A Protestant speaker said the Council of Trent was inconsistent because it accepted some “apocryphal” books, such as 1 and 2 Maccabees, as canonical, but did not accept others, such as 1 and 2 Esdras. Why is that?
Trent simply reaffirmed the historic canon of the Bible after it had been challenged by Protestants. The same books Trent affirmed had been affirmed by councils and popes prior to Trent. The first recorded council dealing with the canon was the Council of Rome, which was held in 382 under the presidency of Pope Damasus. Later councils, such as Hippo (393) and Carthage (397) and the ecumenical council of Florence (1438), reaffirmed the canon issued by the Council of Rome.

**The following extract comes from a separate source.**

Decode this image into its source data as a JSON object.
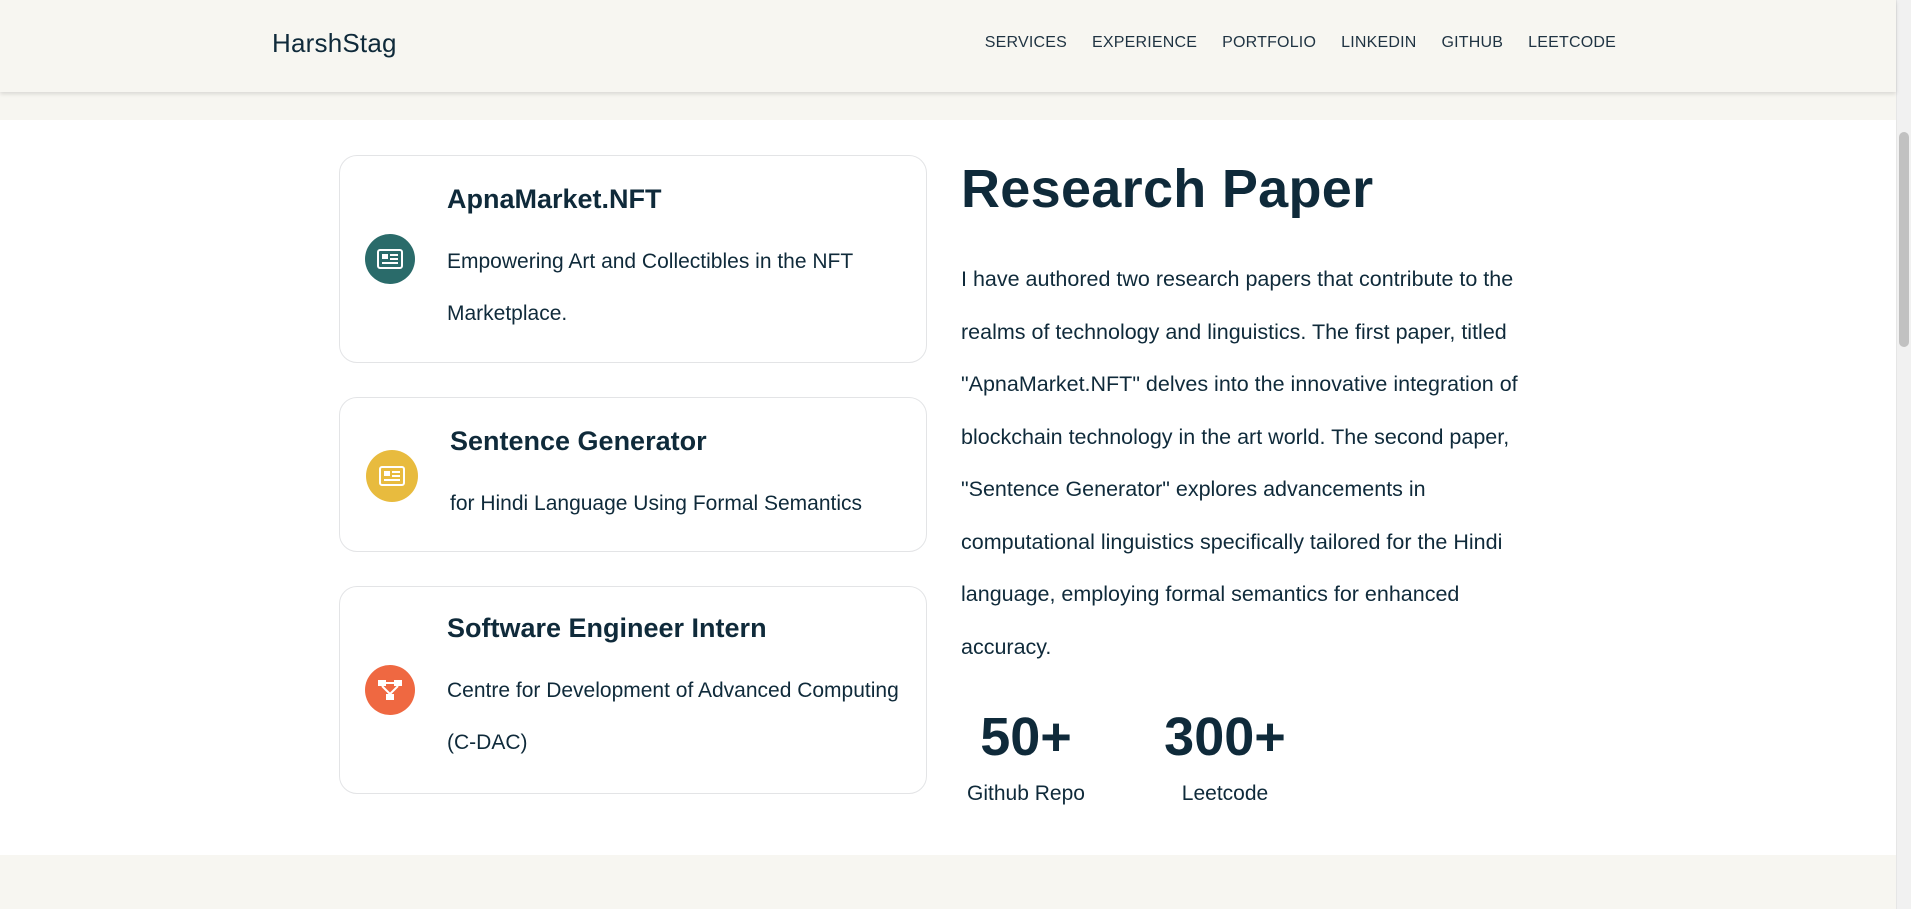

At all these councils the canon that was proclaimed included the seven “deuterocanonical” books (1 and 2 Maccabees, Tobit, Judith, Baruch, Wisdom, and Sirach) and rejected 1 and 2 Esdras. Trent was not being inconsistent; it was reaffirming what the Church had always taught.